Year Degree Awarded
Month Degree Awarded
Departure Time Choice, Adaptive, Real-time Information, Arrival Reliability
When faced with an uncertain network, travelers adjust departure time as well as route choices in response to real-time traveler information. Previous studies on algorithm design focus on adaptive route choices and cannot model adaptive departure time choices (DTC). In this thesis, the optimal adaptive departure time and route choice problem in a stochastic time-dependent network is studied. Travelers are assumed to minimize expected generalized cost which is the sum of expected travel cost and arrival delay costs. The uncertain network is modeled by jointly distributed random travel time variables for all links at all time periods. Real-time traveler information reveals realized link travel times and thus reduces uncertainties in the network.
The adaptive departure time and route choice process is conceptualized as a routing policy, defined as a decision rule that specifies what node to take next at each decision node based on realized link travel times and the current time. Waiting at origin nodes is allowed to model DTCs that are dependent on traveler information. Departure time is a random variable rather than fixed as in previous studies. A new concept of action time is introduced, which is the time-of-day when a traveler starts the DTC decision process. Because of the efforts involved in processing information and making decisions, a cost could be associated with a departure made after the action time.

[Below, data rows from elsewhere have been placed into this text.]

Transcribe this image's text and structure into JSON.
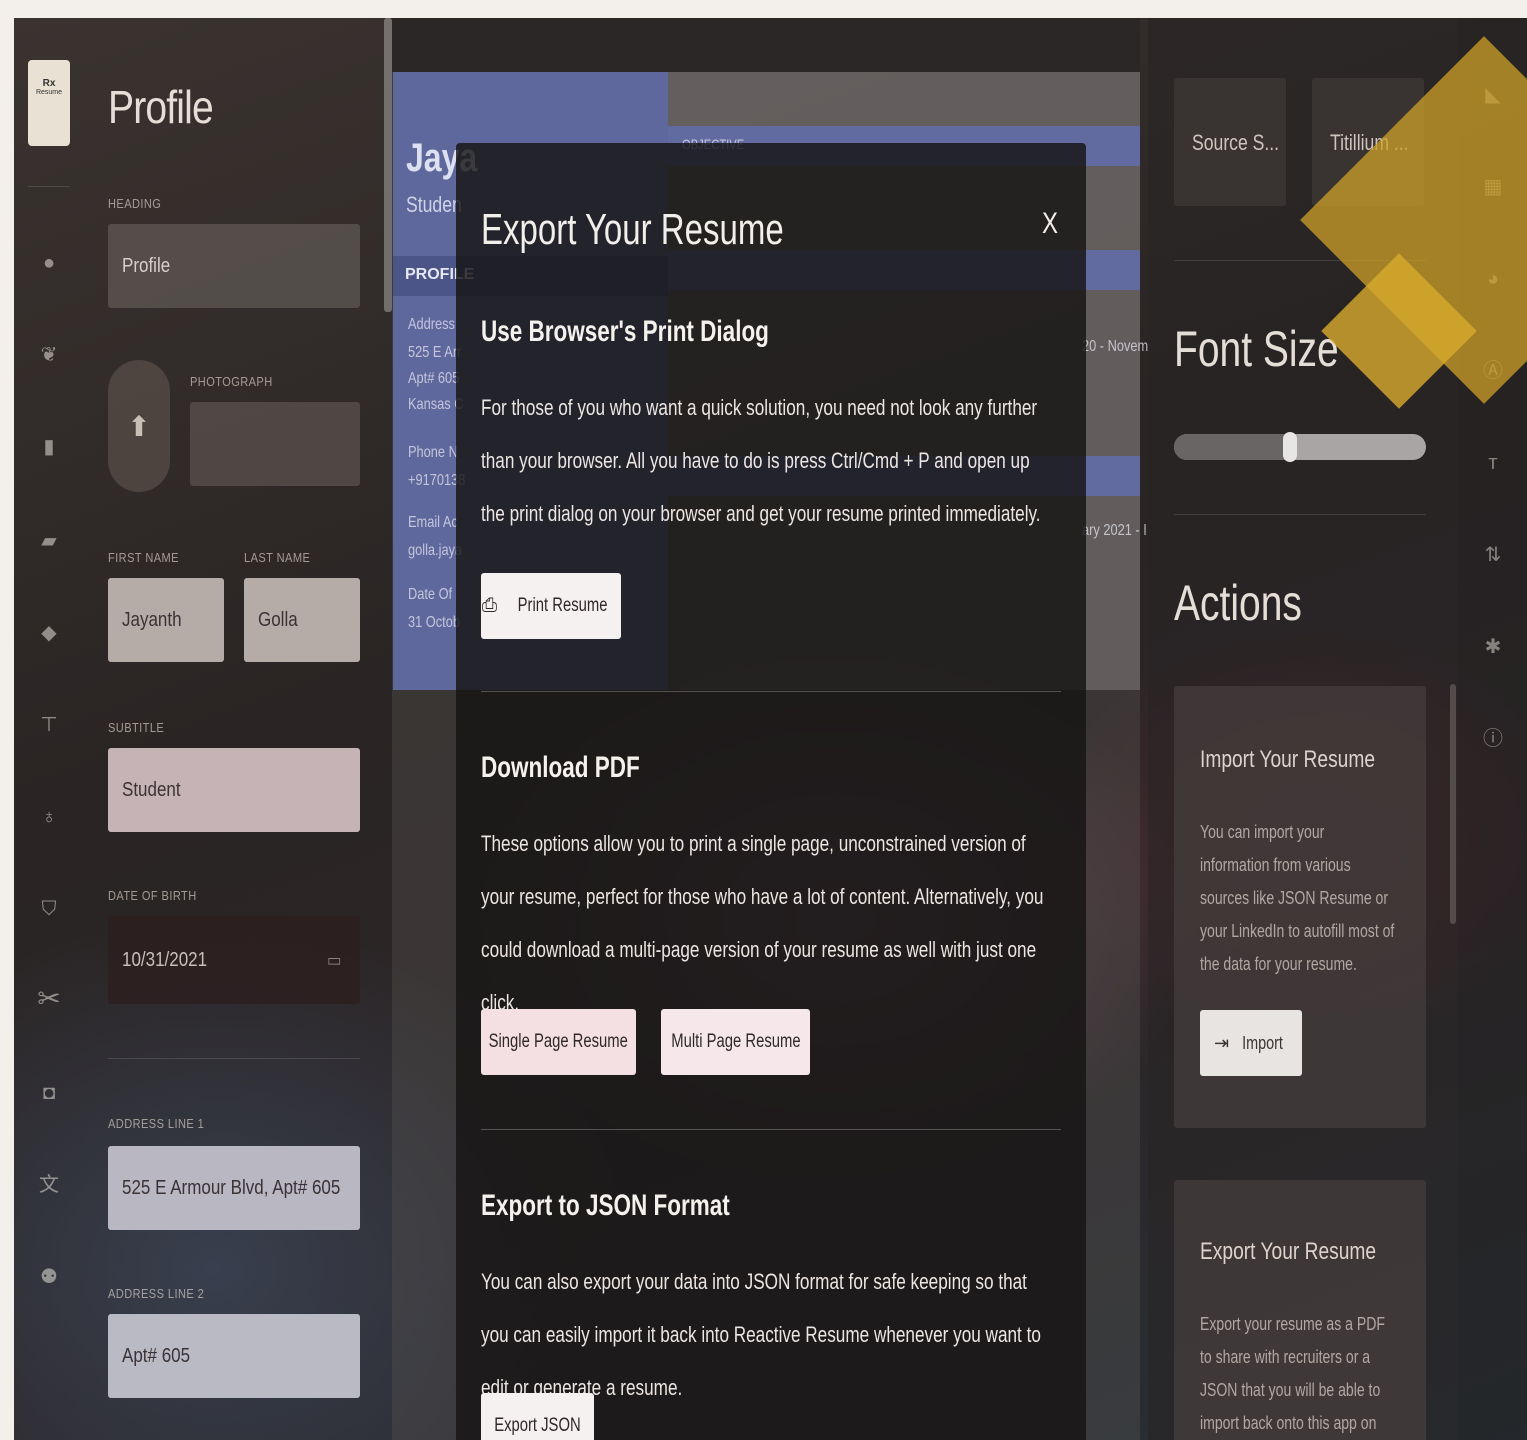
{
  "sidebar": {
    "logo_main": "Rx",
    "logo_sub": "Resume",
    "icons": [
      "user-icon",
      "twitter-icon",
      "document-icon",
      "briefcase-icon",
      "layers-icon",
      "project-icon",
      "award-icon",
      "shield-icon",
      "scissors-icon",
      "gamepad-icon",
      "translate-icon",
      "people-icon"
    ]
  },
  "editor": {
    "title": "Profile",
    "heading_label": "HEADING",
    "heading_value": "Profile",
    "photograph_label": "PHOTOGRAPH",
    "first_name_label": "FIRST NAME",
    "first_name_value": "Jayanth",
    "last_name_label": "LAST NAME",
    "last_name_value": "Golla",
    "subtitle_label": "SUBTITLE",
    "subtitle_value": "Student",
    "dob_label": "DATE OF BIRTH",
    "dob_value": "10/31/2021",
    "address1_label": "ADDRESS LINE 1",
    "address1_value": "525 E Armour Blvd, Apt# 605",
    "address2_label": "ADDRESS LINE 2",
    "address2_value": "Apt# 605"
  },
  "preview": {
    "name": "Jaya",
    "subtitle": "Studen",
    "objective_heading": "OBJECTIVE",
    "profile_heading": "PROFILE",
    "address_label": "Address",
    "address_line1": "525 E Arr",
    "address_line2": "Apt# 605",
    "address_line3": "Kansas C",
    "phone_label": "Phone N",
    "phone_value": "+9170138",
    "email_label": "Email Ac",
    "email_value": "golla.jaya",
    "dob_label": "Date Of",
    "dob_value": "31 Octob",
    "date_range_1": "20 - Novem",
    "date_range_2": "ary 2021 - I"
  },
  "right_panel": {
    "font_options": [
      "Source S...",
      "Titillium ..."
    ],
    "font_size_title": "Font Size",
    "font_size_level": 0.46,
    "actions_title": "Actions",
    "import_card": {
      "title": "Import Your Resume",
      "text": "You can import your information from various sources like JSON Resume or your LinkedIn to autofill most of the data for your resume.",
      "button": "Import"
    },
    "export_card": {
      "title": "Export Your Resume",
      "text": "Export your resume as a PDF to share with recruiters or a JSON that you will be able to import back onto this app on another computer."
    }
  },
  "right_rail": {
    "icons": [
      "tag-icon",
      "layout-icon",
      "palette-icon",
      "font-icon",
      "text-size-icon",
      "sort-icon",
      "settings-icon",
      "info-icon"
    ]
  },
  "modal": {
    "title": "Export Your Resume",
    "close": "X",
    "print": {
      "title": "Use Browser's Print Dialog",
      "text": "For those of you who want a quick solution, you need not look any further than your browser. All you have to do is press Ctrl/Cmd + P and open up the print dialog on your browser and get your resume printed immediately.",
      "button": "Print Resume"
    },
    "pdf": {
      "title": "Download PDF",
      "text": "These options allow you to print a single page, unconstrained version of your resume, perfect for those who have a lot of content. Alternatively, you could download a multi-page version of your resume as well with just one click.",
      "single_button": "Single Page Resume",
      "multi_button": "Multi Page Resume"
    },
    "json": {
      "title": "Export to JSON Format",
      "text": "You can also export your data into JSON format for safe keeping so that you can easily import it back into Reactive Resume whenever you want to edit or generate a resume.",
      "button": "Export JSON"
    }
  },
  "colors": {
    "resume_accent": "#626ca5",
    "highlight_gold": "#cda028",
    "modal_bg": "#161414"
  }
}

An algorithm is designed to compute the minimum expected generalized cost routing policy and the corresponding optimal action time, from all origins to a destination for a given desired arrival time window. Computational tests are carried out on a hypothetical network and randomly generated networks. It is shown that adaptive DTCs lead to less expected generalized cost than fixed DTCs do. The benefit of adaptive DTC is larger when the variance of the travel time increases. The departure time distribution is more concentrated with a larger unit cost of departure delay. A wider arrival time window leads to a more dispersed departure time distribution, when there is no departure penalty.